<<<<
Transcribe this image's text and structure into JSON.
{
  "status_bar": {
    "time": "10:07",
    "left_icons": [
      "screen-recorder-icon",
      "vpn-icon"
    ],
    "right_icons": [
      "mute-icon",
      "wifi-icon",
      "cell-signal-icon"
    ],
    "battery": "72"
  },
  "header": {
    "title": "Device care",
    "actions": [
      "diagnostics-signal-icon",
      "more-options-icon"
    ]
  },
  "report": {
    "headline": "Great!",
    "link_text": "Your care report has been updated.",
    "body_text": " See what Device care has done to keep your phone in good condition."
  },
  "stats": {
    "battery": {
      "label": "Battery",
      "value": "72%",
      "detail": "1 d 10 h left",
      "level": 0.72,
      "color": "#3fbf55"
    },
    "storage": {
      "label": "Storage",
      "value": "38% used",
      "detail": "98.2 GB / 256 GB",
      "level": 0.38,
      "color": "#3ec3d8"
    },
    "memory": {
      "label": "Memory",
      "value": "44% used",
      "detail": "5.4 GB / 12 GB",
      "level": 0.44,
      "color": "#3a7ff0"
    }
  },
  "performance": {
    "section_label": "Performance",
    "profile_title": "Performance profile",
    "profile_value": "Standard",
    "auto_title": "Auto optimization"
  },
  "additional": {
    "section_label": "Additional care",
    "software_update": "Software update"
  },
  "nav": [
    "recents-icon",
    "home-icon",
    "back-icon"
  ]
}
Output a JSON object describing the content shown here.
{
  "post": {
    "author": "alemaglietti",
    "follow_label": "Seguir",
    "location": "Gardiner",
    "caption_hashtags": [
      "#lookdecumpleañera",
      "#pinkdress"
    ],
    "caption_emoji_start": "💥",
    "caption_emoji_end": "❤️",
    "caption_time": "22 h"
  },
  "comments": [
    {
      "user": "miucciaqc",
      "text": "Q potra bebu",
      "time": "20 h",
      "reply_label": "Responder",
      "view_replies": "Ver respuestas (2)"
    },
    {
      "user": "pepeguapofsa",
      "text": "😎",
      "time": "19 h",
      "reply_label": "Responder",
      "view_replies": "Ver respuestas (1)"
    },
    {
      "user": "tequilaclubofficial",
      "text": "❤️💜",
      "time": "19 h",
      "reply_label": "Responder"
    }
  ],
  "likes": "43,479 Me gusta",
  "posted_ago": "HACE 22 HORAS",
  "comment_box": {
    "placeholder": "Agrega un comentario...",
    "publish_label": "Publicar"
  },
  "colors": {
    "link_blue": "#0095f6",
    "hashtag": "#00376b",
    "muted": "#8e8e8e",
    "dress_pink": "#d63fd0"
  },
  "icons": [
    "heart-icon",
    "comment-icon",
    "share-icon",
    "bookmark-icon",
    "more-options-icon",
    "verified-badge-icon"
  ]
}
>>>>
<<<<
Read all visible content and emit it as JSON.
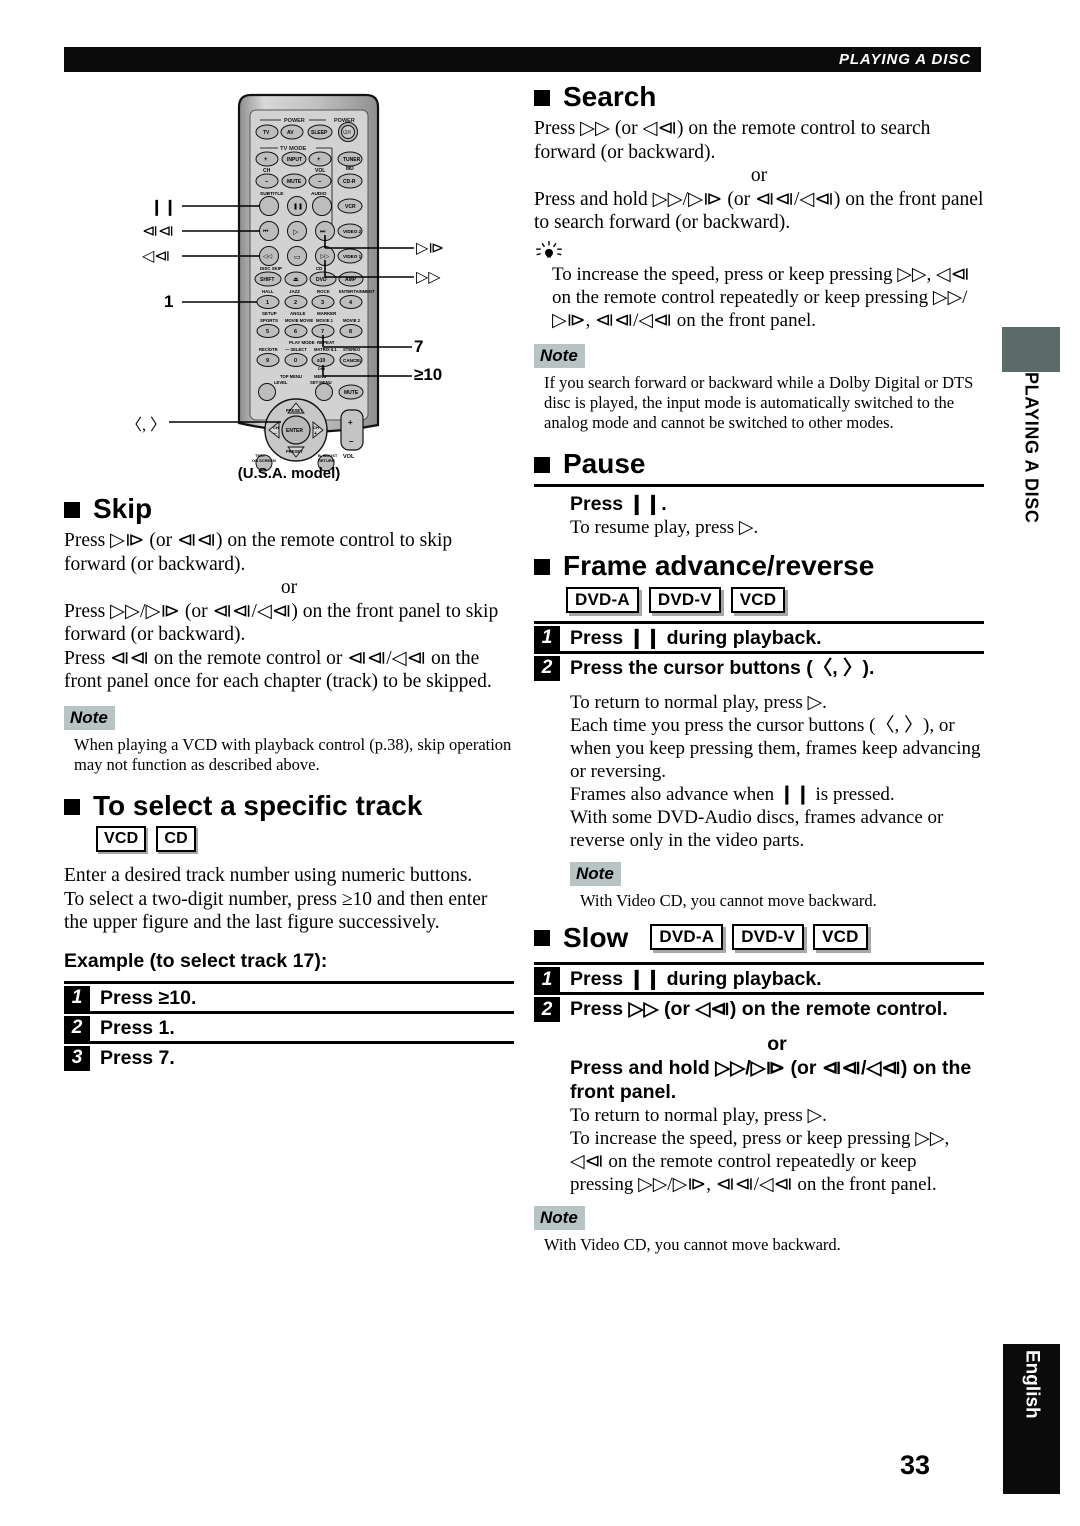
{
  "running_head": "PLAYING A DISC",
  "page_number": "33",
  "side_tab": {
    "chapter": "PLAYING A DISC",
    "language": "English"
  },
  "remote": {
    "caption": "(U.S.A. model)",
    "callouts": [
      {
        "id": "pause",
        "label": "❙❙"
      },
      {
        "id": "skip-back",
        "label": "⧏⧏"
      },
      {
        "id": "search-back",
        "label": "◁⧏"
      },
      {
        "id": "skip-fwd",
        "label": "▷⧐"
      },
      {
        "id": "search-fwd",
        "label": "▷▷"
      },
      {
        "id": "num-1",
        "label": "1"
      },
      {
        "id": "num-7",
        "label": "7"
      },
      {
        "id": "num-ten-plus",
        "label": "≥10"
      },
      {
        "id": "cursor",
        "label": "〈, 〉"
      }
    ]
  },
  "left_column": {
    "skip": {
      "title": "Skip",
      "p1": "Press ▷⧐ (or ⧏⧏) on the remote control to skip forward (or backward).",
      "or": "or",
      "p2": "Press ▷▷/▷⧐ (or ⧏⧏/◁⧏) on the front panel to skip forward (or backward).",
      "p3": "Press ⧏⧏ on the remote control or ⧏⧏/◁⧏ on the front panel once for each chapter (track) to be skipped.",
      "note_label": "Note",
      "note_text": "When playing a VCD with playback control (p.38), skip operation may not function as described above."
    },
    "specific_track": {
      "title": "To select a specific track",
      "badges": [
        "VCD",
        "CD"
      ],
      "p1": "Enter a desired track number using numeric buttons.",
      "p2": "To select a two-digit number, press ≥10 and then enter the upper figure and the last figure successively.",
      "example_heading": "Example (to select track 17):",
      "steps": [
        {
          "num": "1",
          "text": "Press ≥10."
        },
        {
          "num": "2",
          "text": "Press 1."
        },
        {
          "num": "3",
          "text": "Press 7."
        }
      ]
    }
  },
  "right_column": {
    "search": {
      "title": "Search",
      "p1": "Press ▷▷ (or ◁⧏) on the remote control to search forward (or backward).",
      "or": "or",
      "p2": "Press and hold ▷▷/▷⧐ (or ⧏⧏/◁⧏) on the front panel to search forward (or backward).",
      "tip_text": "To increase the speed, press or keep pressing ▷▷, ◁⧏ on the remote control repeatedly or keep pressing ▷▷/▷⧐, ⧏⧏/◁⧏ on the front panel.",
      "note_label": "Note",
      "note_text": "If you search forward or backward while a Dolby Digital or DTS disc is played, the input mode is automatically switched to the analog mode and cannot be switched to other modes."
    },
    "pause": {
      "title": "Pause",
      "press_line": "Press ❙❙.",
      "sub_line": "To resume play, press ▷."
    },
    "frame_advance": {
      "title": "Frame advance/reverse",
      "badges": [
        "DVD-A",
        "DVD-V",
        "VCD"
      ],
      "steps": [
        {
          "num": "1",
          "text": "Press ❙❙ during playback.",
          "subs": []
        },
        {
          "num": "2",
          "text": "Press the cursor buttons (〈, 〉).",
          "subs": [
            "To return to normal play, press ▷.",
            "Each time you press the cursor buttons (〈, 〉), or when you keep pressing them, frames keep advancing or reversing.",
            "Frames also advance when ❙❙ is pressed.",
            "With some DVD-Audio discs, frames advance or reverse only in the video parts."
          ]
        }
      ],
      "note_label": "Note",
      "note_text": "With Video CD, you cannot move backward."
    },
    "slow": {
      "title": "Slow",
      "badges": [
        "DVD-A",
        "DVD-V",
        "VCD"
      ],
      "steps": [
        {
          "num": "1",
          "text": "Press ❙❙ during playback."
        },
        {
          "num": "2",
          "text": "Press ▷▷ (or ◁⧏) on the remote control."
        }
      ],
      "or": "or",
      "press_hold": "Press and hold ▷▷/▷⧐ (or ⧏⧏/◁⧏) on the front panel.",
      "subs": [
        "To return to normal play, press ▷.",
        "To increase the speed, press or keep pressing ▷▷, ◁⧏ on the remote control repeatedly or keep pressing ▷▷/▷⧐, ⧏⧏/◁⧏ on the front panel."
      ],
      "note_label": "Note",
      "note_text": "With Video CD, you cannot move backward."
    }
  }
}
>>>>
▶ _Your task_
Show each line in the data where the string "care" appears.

▶ _Answer section_
    "title": "Device care",
    "link_text": "Your care report has been updated.",
    "body_text": " See what Device care has done to keep your phone in good condition."
    "section_label": "Additional care",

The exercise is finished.